By Paul Wiley
- Mission: From FAASafety.gov: “To assess pilot knowledge, judgement and skill in critical flight and ground tasks and, to improve pilot performance in risk management, planning, and execution of general aviation flight operations.”
- Purpose: As stated in AC 61-91J: “The objective of the WINGS – Pilot Proficiency Program is to reduce the number of accidents in General Aviation (GA) by assisting airmen to find educational opportunities designed to help them apply the principles of risk assessment and risk management (RM). When properly applied, these principles will help mitigate accident causal factors associated with common pilot errors, lack of proficiency, and faulty knowledge. The FAA’s purpose is to encourage the majority of GA pilots, through WINGS, to engage in ongoing, targeted flying tasks and learning activities keyed to identified risks and which are designed to mitigate those risks. The FAA continually collects and assesses its databases to identify the risks associated with GA flying and incorporates risk mitigation strategies into initial and ongoing pilot education.”

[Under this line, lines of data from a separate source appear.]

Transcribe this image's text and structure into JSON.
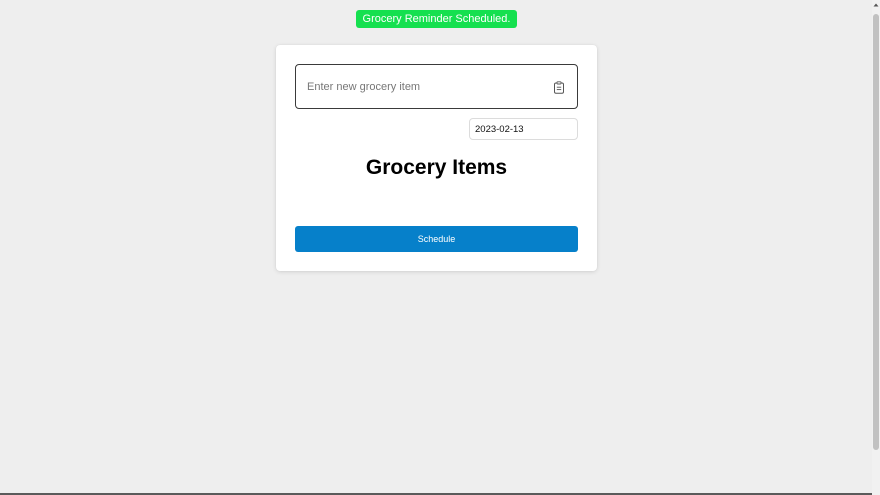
{
  "toast": {
    "message": "Grocery Reminder Scheduled.",
    "color": "#15e04f"
  },
  "form": {
    "item_input": {
      "value": "",
      "placeholder": "Enter new grocery item",
      "icon": "clipboard-icon"
    },
    "date_input": {
      "value": "2023-02-13"
    },
    "heading": "Grocery Items",
    "schedule_label": "Schedule",
    "button_color": "#0680ca"
  }
}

Structure of WINGS:
- There are two main components to WINGS: Knowledge tasks and Flying tasks. These tasks include both flight and ground elements.
Knowledge tasks can be completed in two ways:
- On-line courses (usually 30 minutes to 1 hour) can be selected from a menu available at FAASafety.gov
- Credit for knowledge tasks is also earned by attending a (FAASTeam -sanctioned) safety meeting that conforms to established selection criteria.
Flight tasks are accomplished, and skills demonstrated to the appropriate standard of proficiency with an instructor who is authorized to give such flight instruction.
- The WINGS evaluator is normally a Flight Instructor but could be another authorized evaluator for example a FAA Designated Examiner or FAA Operations Inspector. This paper presumes the evaluator will be a CFI.
- It will be necessary, and is easy, to create an account on FAASafety.gov. For a full description of the WINGS program see FAASafety.gov and Advisory Circular AC 61-91J.
What the CFI will typically require:
- A Scenario Based flight – A Cross Country, or normal flight profile, i.e., not just go to the practice area and do a set of maneuvers and then return to the home field and shoot a few touch-and-goes. The flight should be holistic and typical for the mission which the pilot normally would fly.
- The evaluator will observe the entire flight from pre-flight planning, preparation, procedures, take-off, navigation to destination, landing and post-flight procedures.
- Normally, during the flight, the CFI will also introduce some simulated emergencies, e.g., a simulated engine failure or simulated encounter with IMC or navigation equipment failure. An evaluation of the pilot’s understanding of FAR 91 is usually included.
- The CFI should observe critical thinking skills and risk management as the PIC conducts the flight and is evaluated.
- The appropriate Airman Certification Standards (ACS) will be used as a guide for performance standards. For example, a Private Pilot rated for Airplane Single Engine Land would use The ACS for Private Pilot Airplane: FAA-S-ACS-6A to reference completion standards.
- WINGS can be done in one flight, depending upon the proficiency level of the pilot. However, two or more flights are often better as it allows for better retention of material learned and more opportunity to practice maneuvers which the pilot may not routinely perform.
- WINGS is voluntary and should expand the pilots’ horizons, i.e., be challenging and fun.
- All pilots (including student pilots) may participate.
Training Requirements for WINGS:
- Training requirements are that the pilot must complete all the required tasks for a phase of WINGS, specifically: 3 Knowledge and 3 Flight activities, within a 12-month period. The most current requirements are found on the FAA website: FAASafety.gov.
- There are three levels of WINGS:
- Basic WINGS – Generally uses Private Pilot ACS
- Advanced WINGS – Generally uses Commercial Pilot ACS
- Master WINGS – Generally uses ATP and/or Flight Instructor ACS
- Once the pilot completes Phase 1 at the Basic WINGS level they may participate at any level.
- Completion of a WINGS phase qualifies as a Flight Review which is valid for 24 months.
- Most insurance companies also provide a discount to pilots participating in WINGS.
- Advisory Circular AC 61-91J – WINGS – Pilot Proficiency Program
- FAASafety.gov – Search for WINGS
While not required, an evaluator may endorse the pilot’s logbook upon completion of a phase of WINGS (as verified by review of the airman’s WINGS completion certificate) as follows:
I certify that (pilot’s name), holder of pilot certificate No. xxxxx, has satisfactorily completed a phase of the WINGS Pilot Proficiency Program on (date) as outlined in the current edition of Advisory Circular AC 61-91, WINGS Pilot Proficiency Program, which meets the requirement for a flight review as specified in FAR 61.56 (e).
Instructor Name, Certificate Number, Expiration Date, and Signature